Sam Trimble Design Winner: Will Chingby
Sheila Kim-Jamet -- Interior Design, 5/1/2005 12:00:00 AM
A refrigerated frosty-white display case resembling a crepe cake is the centerpiece of Sam Trimble Design's interior for the Lady M Cake Boutique, a 600-square-foot café in New York. The 24-foot-long case is fronted with a quartz agglomerate and inlaid with onyx strips, all resting on 2-inch-diameter steel legs—through which run its power lines. The table legs and the entrance door's stainless-steel handle are the lone weighty elements amid cream-painted walls and a limestone floor. Sam Trimble tells us how his namesake firm whipped up this treat.
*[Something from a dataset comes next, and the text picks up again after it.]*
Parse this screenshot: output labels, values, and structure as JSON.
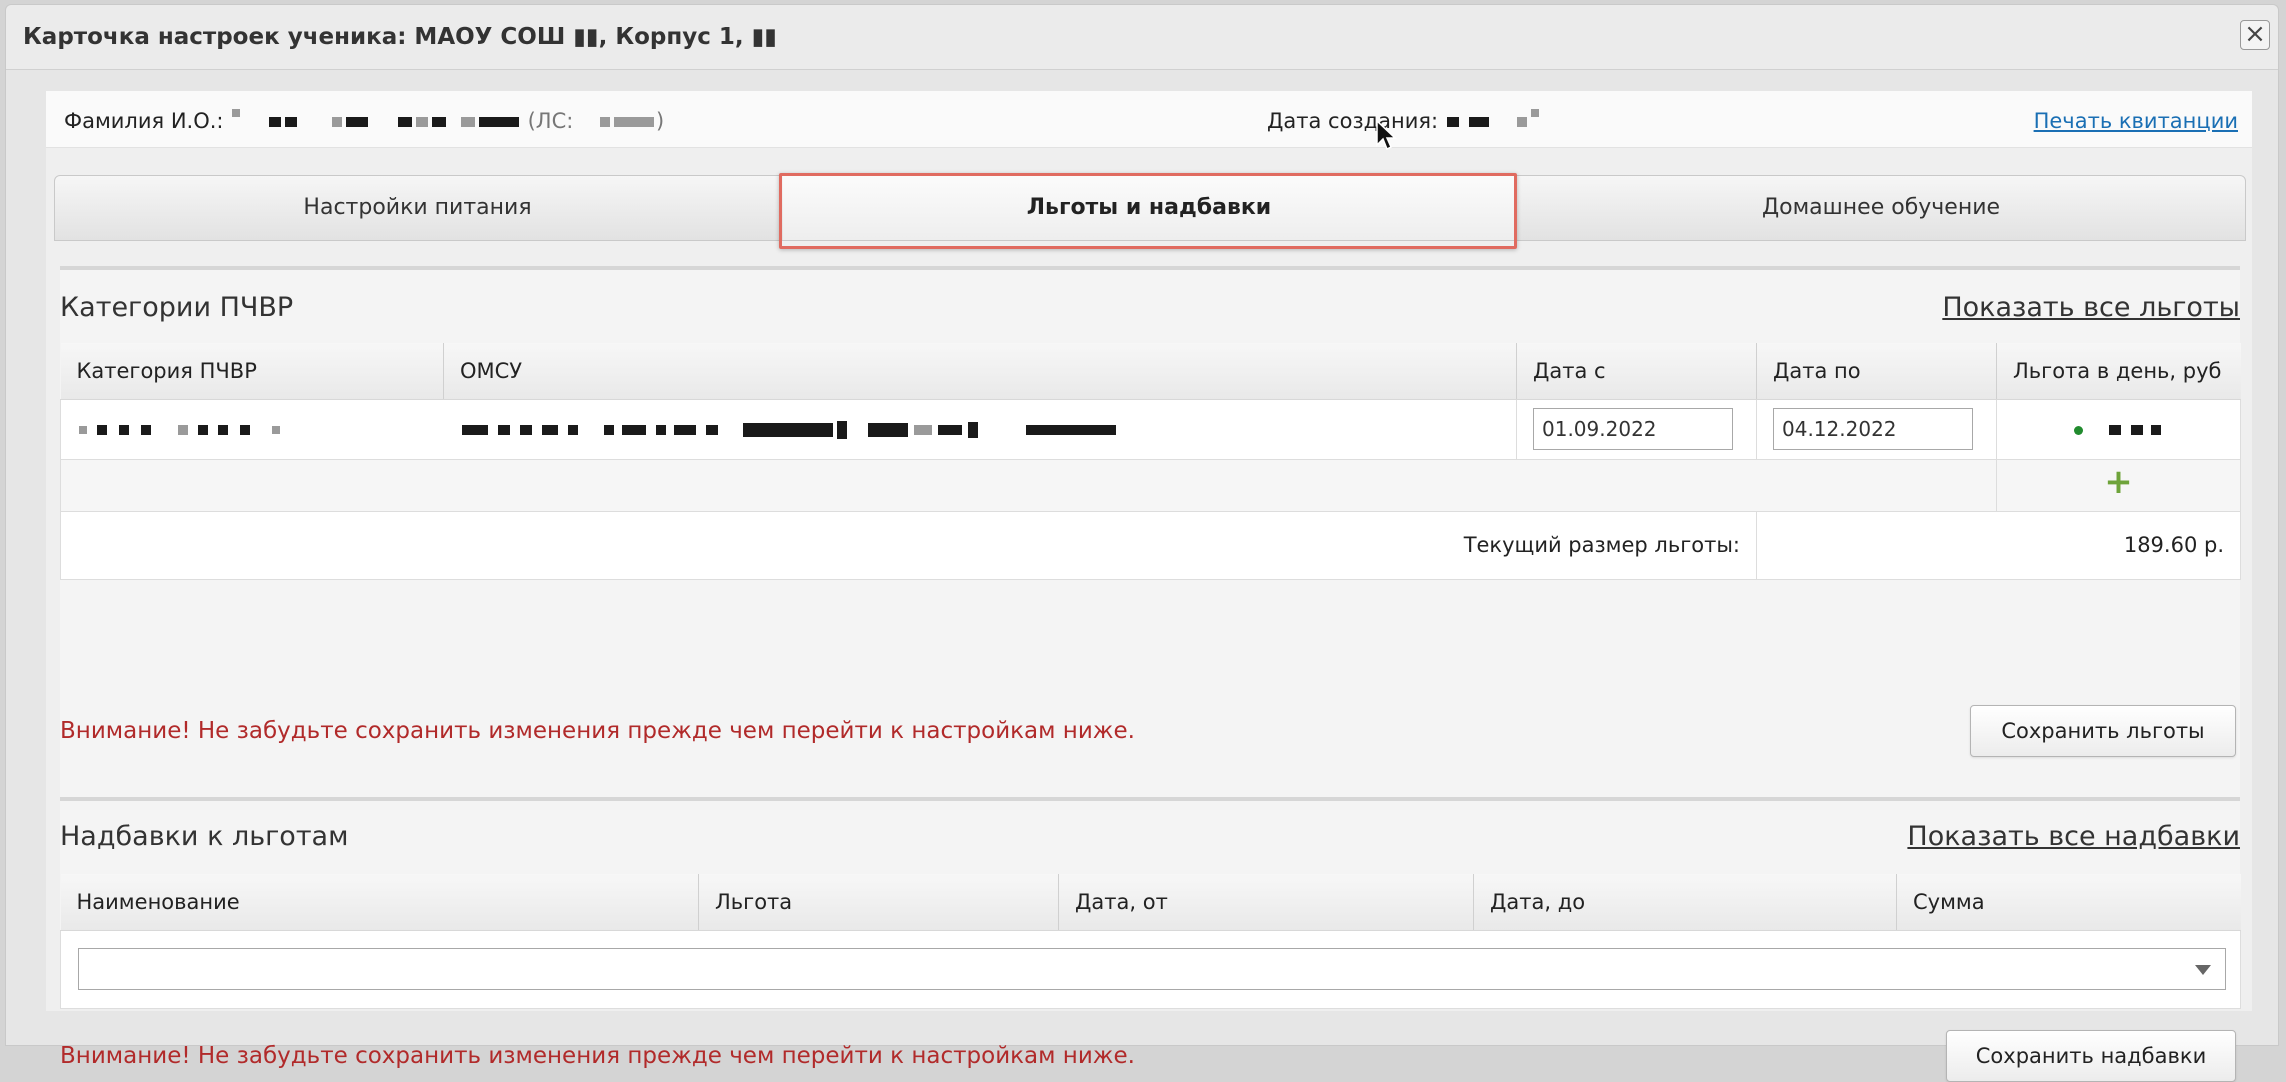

What's your recipe for design?
ST: When you see the client's cakes, you're struck by the rich colors and textures. The display table references a jewelry-shop experience. It also represents the layers of the Mille Crêpes stack, a signature dessert. We depicted this by alternating layers of white quartz with cream onyx.
Why express the concept in a display table rather than another element in the space?
ST: The owner had the idea to put her cakes on a long table. So this idea highlighted the cakes by putting them on a pedestal of sorts.
What went into creating it?
ST: It's an elaborate showcase with fans, refrigeration coils, running hot and cold water, drainage, and lighting.
How do you conceal all the inner workings?
ST: The legs are conduits for all of these utilities. There are holes in the floor below them, so that all of the pipes can run right into the cellar and connect to the building's systems. That clean space below the display represents hard work by fabricators to hide its mechanisms.
What risks did you take?
ST: Apart from the table, I had never designed such a simplified entry door. It had to be uncluttered. So in addition to the very thin stainless-steel border of the front glazing, I specified an electro-mechanical lock in the head of the doorframe—no deadbolt.
For such a small detail, was there a lot of labor involved?
ST: The milled stainless-steel entry-door handle was a technical feat. My brother Brent, an industrial designer, made a detailed 3-D computer model of the handle design. It's the only element "floating" in the glass façade's expanse.